Cite: A hybrid approach toward biomedical relation extraction training corpora: combining distant supervision with crowdsourcing

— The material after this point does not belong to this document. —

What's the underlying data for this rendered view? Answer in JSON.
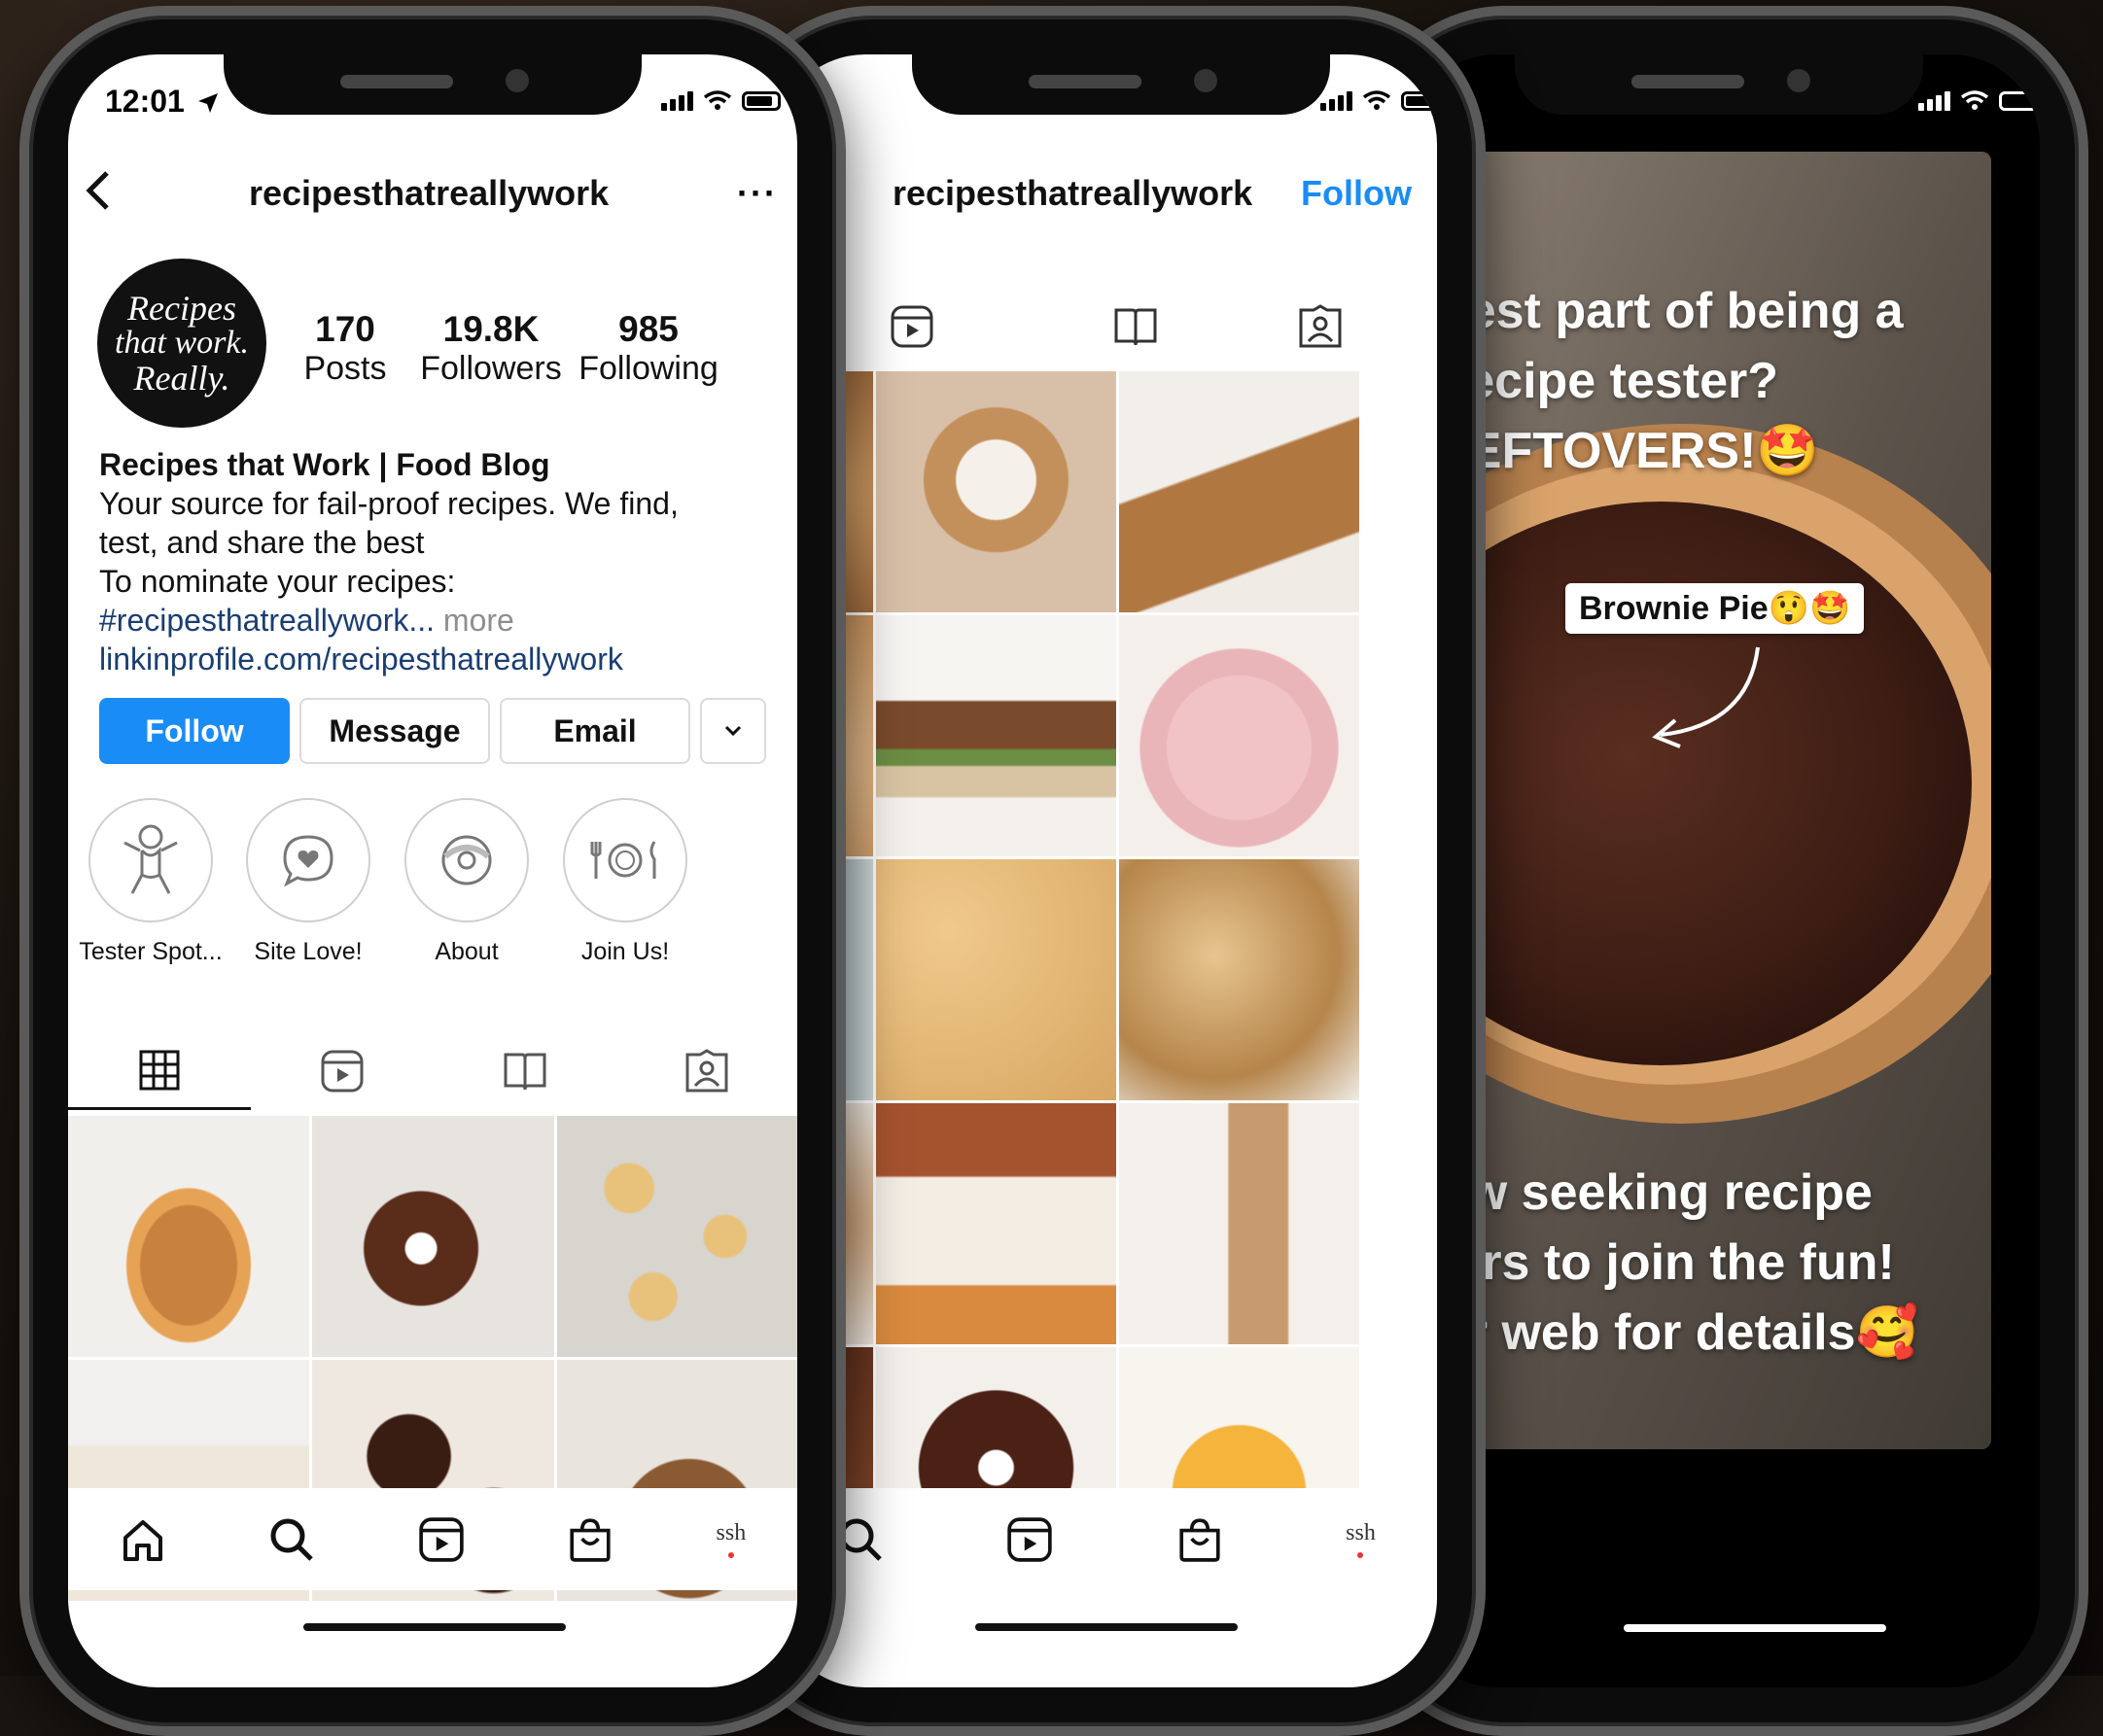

Description: Biomedical relation extraction (RE) datasets are vital in the construction of knowledge bases and to potentiate the discovery of new interactions. There are several ways to create biomedical RE datasets, some more reliable than others, such as resorting to domain expert annotations. However, the emerging use of crowdsourcing platforms, such as Amazon Mechanical Turk (MTurk), can potentially reduce the cost of RE dataset construction, even if the same level of quality cannot be guaranteed. There is a lack of power of the researcher to control who, how and in what context workers engage in crowdsourcing platforms. Hence, allying distant supervision with crowdsourcing can be a more reliable alternative. The crowdsourcing workers would be asked only to rectify or discard already existing annotations, which would make the process less dependent on their ability to interpret complex biomedical sentences. In this work, we use a previously created distantly supervised human phenotype–gene relations (PGR) dataset to perform crowdsourcing validation. We divided the original dataset into two annotation tasks: Task 1, 70% of the dataset annotated by one worker, and Task 2, 30% of the dataset annotated by seven workers. Also, for Task 2, we added an extra rater on-site and a domain expert to further assess the crowdsourcing validation quality. Here, we describe a detailed pipeline for RE crowdsourcing validation, creating a new release of the PGR dataset with partial domain expert revision, and assess the quality of the MTurk platform. We applied the new dataset to two state-of-the-art deep learning systems (BiOnt and BioBERT) and compared its performance with the original PGR dataset, as well as combinations between the two, achieving a 0.3494 increase in average F-measure. The code supporting our work and the new release of the PGR dataset is available at https://github.com/lasigeBioTM/PGR-crowd.